The first set of the evening began with the two musicians mounting the stage in an unorthodox manner, from the front instead of the side. But, then, a hush came over the small audience as the men took their places. Parker picked up his bass, stroked the bow with resin, and readied himself to begin. His head was downcast, his eyes were closed, his unusually exposed bare head reflected the red spotlight that bathed the stage with warmth. Shipp sat at the piano, raised his hands to the keyboard and started to play.
The music was fluid and fantastic. Parker's steady accompaniment was almost motorized. Then, the music changed. Shipp went into a heavy two-handed chord direction that was extremely rhythmic; Parker complimented with drum-bowing by slapping the neck of the bow between plucking at the strings. They both propelled themselves into their own musical worlds. These worlds existed coherently. They played in parallel. Each knew how the other was sounding. Each was his own vector, as Shipp has described it, culminating, in an Ives-like transition, in the melody, WHEN JOHNNY COMES MARCHING HOME. The intensity of the performance was relieved in a way for both the performers and the audience as this tune rang out. This melody was the first mountain peak the two players would reach. Parker went from plucking above the fretted neck of the bass to reaching with one finger below the bridge, the entire length of his arm. Shipp pounded out on the keyboard in unison. Parker picked out the melody himself with one finger. The two drifted apart again. The vibrations they created penetrated the audience, furniture and all.
The piano became quiet, then silent. Shipp listened to Parker solo. Parker exhibited not one bit of stress in his face. His focus was totally to produce the music. He can turn his instrument into many by what he does with it. Splitting the strings, he stretches them to shorten them so he can bow at a higher pitch, like that of a violin. He can bow at a speed that makes a sound that has no distinct notes, while the other hand moves up and down the neck of the bass with equal fluidity. Sound and movement are indistinguishable.
When the two reconvened, Shipp echoed the notes of the bass in the treble end of the piano. Deep chords followed, to crescendo into a rumble; Parker's fingers returned to the strings. A rhythm came through. Parker picked up the bow again; the power of the sound mounted as the notes became higher. The piano imitated the bass. At the point when Parker snapped a string as he bowed, I was riveted to the music. I could not look away. I could not stop feeling.
Coming out of the first melody was just as intense as going into it. The experience was similar to looking at an abstract painting when suddenly a recognizble image pops out and then disappears again. Just as I realized this, I heard Ellington's TAKE THE A TRAIN. Again, it was relieving to identify this theme. But Shipp did not rest. He pounded his fists on the bass notes of the piano. Parker arrested the rhythm in his supremely conscious way. The tune wound in and out of improvised variations; the tune returned in short and long versions. This twin-peaked piece of music had been composed. The cadence shut down. The applause took over.

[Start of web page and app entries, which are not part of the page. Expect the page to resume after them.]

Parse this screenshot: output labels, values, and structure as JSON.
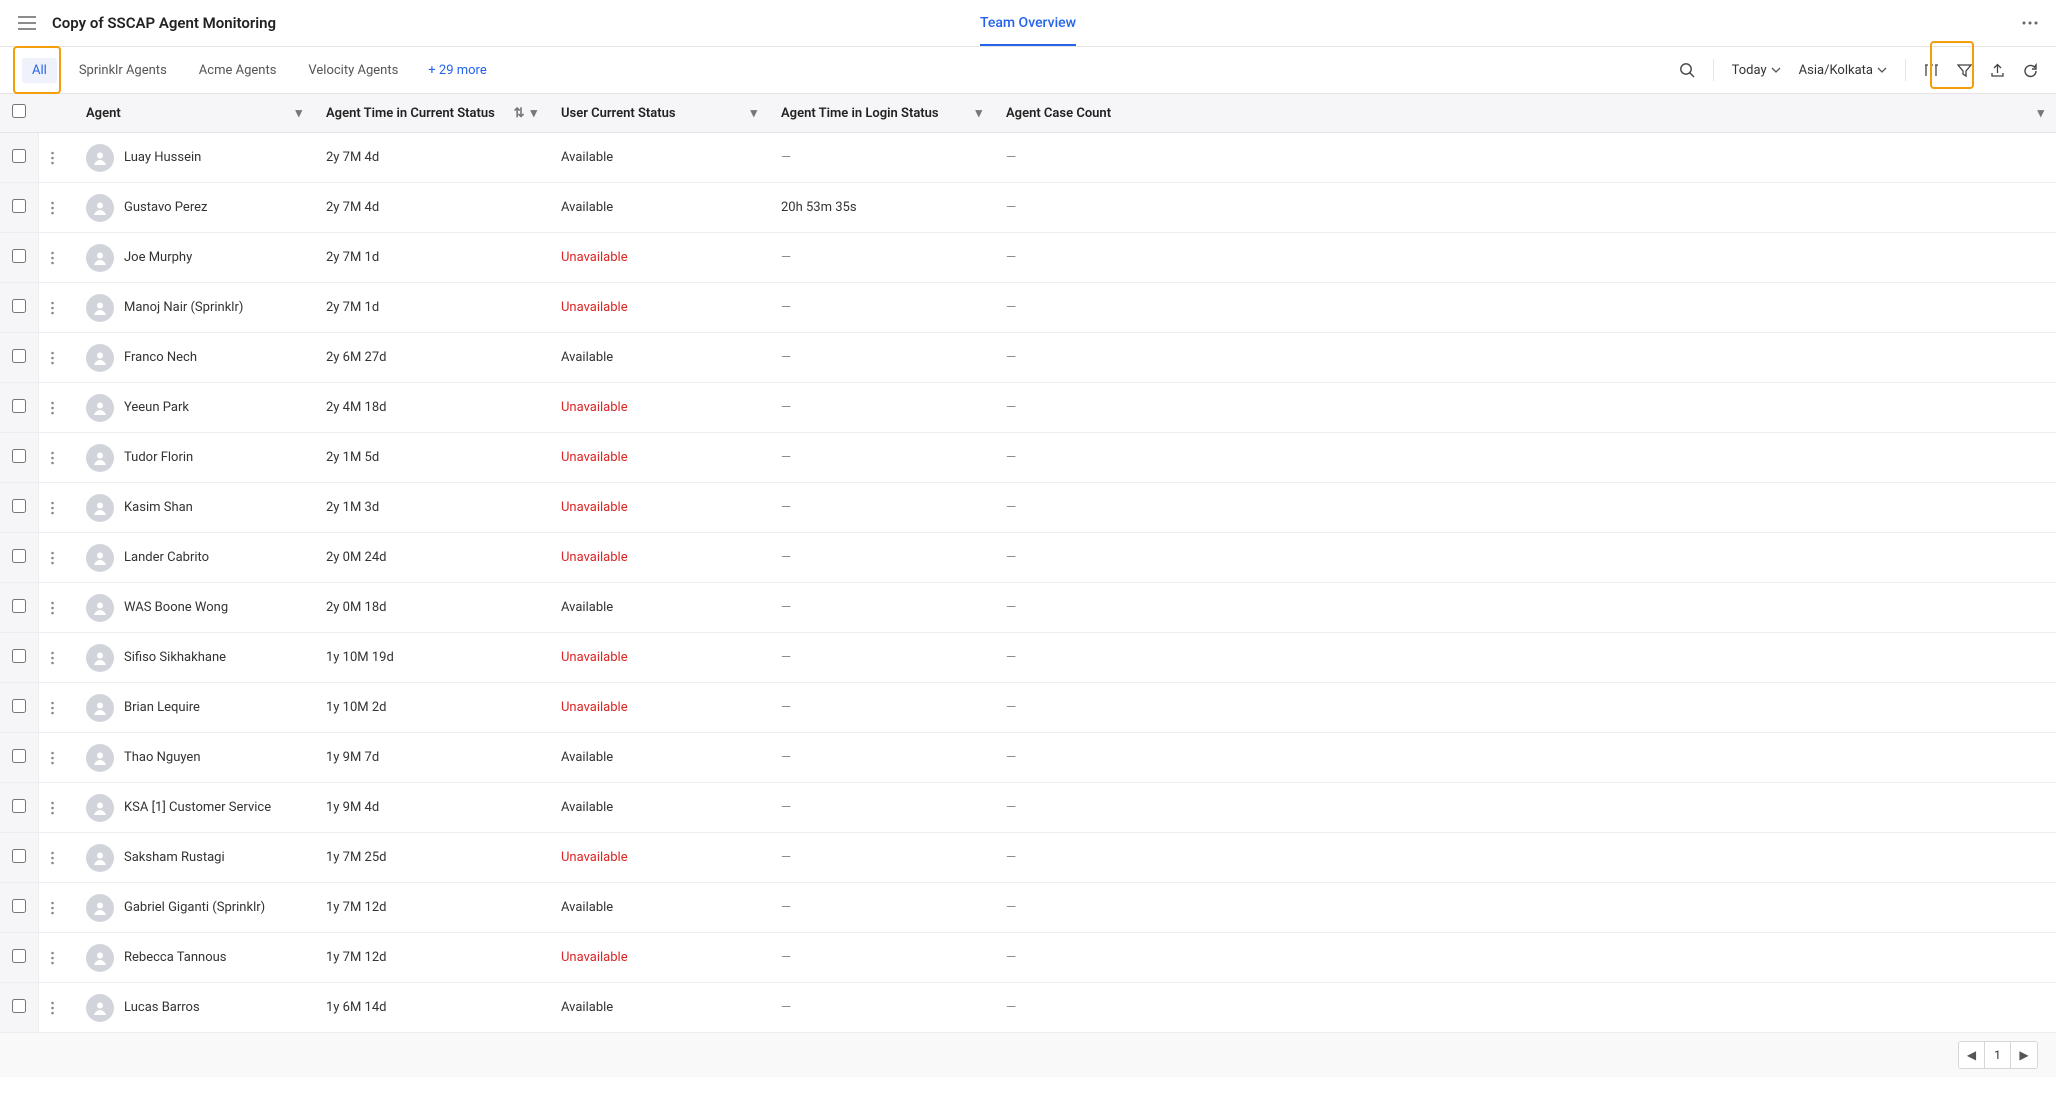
{
  "header": {
    "title": "Copy of SSCAP Agent Monitoring",
    "center_tab": "Team Overview"
  },
  "toolbar": {
    "tabs": [
      "All",
      "Sprinklr Agents",
      "Acme Agents",
      "Velocity Agents"
    ],
    "more_link": "+ 29 more",
    "date_label": "Today",
    "timezone": "Asia/Kolkata"
  },
  "columns": {
    "agent": "Agent",
    "time_status": "Agent Time in Current Status",
    "user_status": "User Current Status",
    "login_status": "Agent Time in Login Status",
    "case_count": "Agent Case Count"
  },
  "rows": [
    {
      "agent": "Luay Hussein",
      "time": "2y 7M 4d",
      "status": "Available",
      "login": "—",
      "cases": "—"
    },
    {
      "agent": "Gustavo Perez",
      "time": "2y 7M 4d",
      "status": "Available",
      "login": "20h 53m 35s",
      "cases": "—"
    },
    {
      "agent": "Joe Murphy",
      "time": "2y 7M 1d",
      "status": "Unavailable",
      "login": "—",
      "cases": "—"
    },
    {
      "agent": "Manoj Nair (Sprinklr)",
      "time": "2y 7M 1d",
      "status": "Unavailable",
      "login": "—",
      "cases": "—"
    },
    {
      "agent": "Franco Nech",
      "time": "2y 6M 27d",
      "status": "Available",
      "login": "—",
      "cases": "—"
    },
    {
      "agent": "Yeeun Park",
      "time": "2y 4M 18d",
      "status": "Unavailable",
      "login": "—",
      "cases": "—"
    },
    {
      "agent": "Tudor Florin",
      "time": "2y 1M 5d",
      "status": "Unavailable",
      "login": "—",
      "cases": "—"
    },
    {
      "agent": "Kasim Shan",
      "time": "2y 1M 3d",
      "status": "Unavailable",
      "login": "—",
      "cases": "—"
    },
    {
      "agent": "Lander Cabrito",
      "time": "2y 0M 24d",
      "status": "Unavailable",
      "login": "—",
      "cases": "—"
    },
    {
      "agent": "WAS Boone Wong",
      "time": "2y 0M 18d",
      "status": "Available",
      "login": "—",
      "cases": "—"
    },
    {
      "agent": "Sifiso Sikhakhane",
      "time": "1y 10M 19d",
      "status": "Unavailable",
      "login": "—",
      "cases": "—"
    },
    {
      "agent": "Brian Lequire",
      "time": "1y 10M 2d",
      "status": "Unavailable",
      "login": "—",
      "cases": "—"
    },
    {
      "agent": "Thao Nguyen",
      "time": "1y 9M 7d",
      "status": "Available",
      "login": "—",
      "cases": "—"
    },
    {
      "agent": "KSA [1] Customer Service",
      "time": "1y 9M 4d",
      "status": "Available",
      "login": "—",
      "cases": "—"
    },
    {
      "agent": "Saksham Rustagi",
      "time": "1y 7M 25d",
      "status": "Unavailable",
      "login": "—",
      "cases": "—"
    },
    {
      "agent": "Gabriel Giganti (Sprinklr)",
      "time": "1y 7M 12d",
      "status": "Available",
      "login": "—",
      "cases": "—"
    },
    {
      "agent": "Rebecca Tannous",
      "time": "1y 7M 12d",
      "status": "Unavailable",
      "login": "—",
      "cases": "—"
    },
    {
      "agent": "Lucas Barros",
      "time": "1y 6M 14d",
      "status": "Available",
      "login": "—",
      "cases": "—"
    }
  ],
  "pagination": {
    "current": "1"
  }
}
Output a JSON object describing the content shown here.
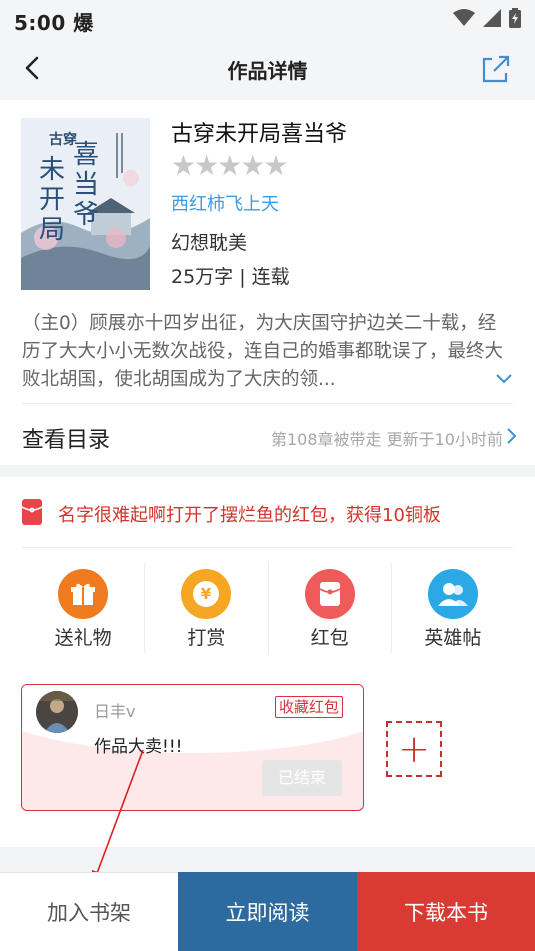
{
  "status_bar": {
    "time": "5:00",
    "carrier_glyph": "爆",
    "icons": [
      "wifi-icon",
      "signal-icon",
      "battery-icon"
    ]
  },
  "nav": {
    "title": "作品详情",
    "back_icon": "back-arrow-icon",
    "share_icon": "share-icon"
  },
  "book": {
    "title": "古穿未开局喜当爷",
    "rating_stars": 0,
    "rating_max": 5,
    "stars_text": "★★★★★",
    "author": "西红柿飞上天",
    "genre": "幻想耽美",
    "stats": "25万字 | 连载",
    "synopsis": "（主0）顾展亦十四岁出征，为大庆国守护边关二十载，经历了大大小小无数次战役，连自己的婚事都耽误了，最终大败北胡国，使北胡国成为了大庆的领...",
    "cover_lettering": "古穿 未开局 喜当爷"
  },
  "toc": {
    "label": "查看目录",
    "update": "第108章被带走  更新于10小时前"
  },
  "notice": {
    "text": "名字很难起啊打开了摆烂鱼的红包，获得10铜板"
  },
  "actions": [
    {
      "label": "送礼物",
      "icon": "gift-icon",
      "color": "#f07a1e"
    },
    {
      "label": "打赏",
      "icon": "yen-coin-icon",
      "color": "#f5a623"
    },
    {
      "label": "红包",
      "icon": "red-envelope-icon",
      "color": "#ef5b5b"
    },
    {
      "label": "英雄帖",
      "icon": "heroes-icon",
      "color": "#2aa9e6"
    }
  ],
  "post": {
    "user": "日丰v",
    "badge": "收藏红包",
    "content": "作品大卖!!!",
    "status": "已结束"
  },
  "add_post": {
    "symbol": "+"
  },
  "bottom_bar": {
    "shelf": "加入书架",
    "read": "立即阅读",
    "download": "下载本书"
  },
  "colors": {
    "accent_blue": "#2c6aa0",
    "accent_red": "#d93a31",
    "author_blue": "#3f9be3"
  }
}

After a brief intermission, Shipp and Parker were back on stage to perform a version of AUTUMN LEAVES. This tune is not unfamiliar to Shipp fans: he has recorded it with Susie Ibarra on drums. But this time, the standard was, of course, rendered differently. Shipp reached into the piano to pluck his own set of strings to establish a slow pulse. Parker imitated the pitch on the bass by plucking near the tuning knobs. Each repeated the pulse; each created the pace. Often, the two played in sync. Every time, I see William, he does something new: this time, it was bowing with his left hand while he plucked with his right; this time, it was tickling the strings as he bowed to create a sound similar to that of a music box.
Matthew soloed in this set. Matthew just plays. He feathers the keys with his long fingers. He constructs his improvisation as a composer chooses his notes when writing a piece. Only for Matthew, the notes he chooses are not trials; they are THE notes. From a chord, he goes to a single note, there. He goes there. He recollects. He goes there. He recollects. He goes THERE. He stays. He stays. He stays. The notes are many, the notes are few. They are assembled in bass chords. They are attacked in the upper register, repeatedly, or singly. Their coherence is solid.
Parker nodded an ostensible beat at the point where he knew it was time to reenter as Shipp pounded some chords, keeping his hands in the same position for quite awhile, making only slight shifts within the chords he repeated. Parker drummed the neck of the bass. There was a sidestep into a slow mode. Parker began to show his sweat as his hands moved all over his instrument; his right hand fluttered, unifying the notes he vibrated. Shipp's hands fluttered from an intense treble single note back to an intense low note cluster. The bass imitated the piano. The piano imitated the bass. A soft non-dissonant chord progression on the piano paralleled a mellow to high pitch bowing on the bass. The last autumn leaves were coming to the ground to settle. The piano stopped on one note. The bow stopped on one note. The resonance remained.
This kind of jazz never fails to touch my inner being. As Shipp has said, this kind of jazz has never been heard before. It did not evolve logically. And I would add that it has evolved as a result of the capacity of the musicians who play it to realize the quality of their musical ideas.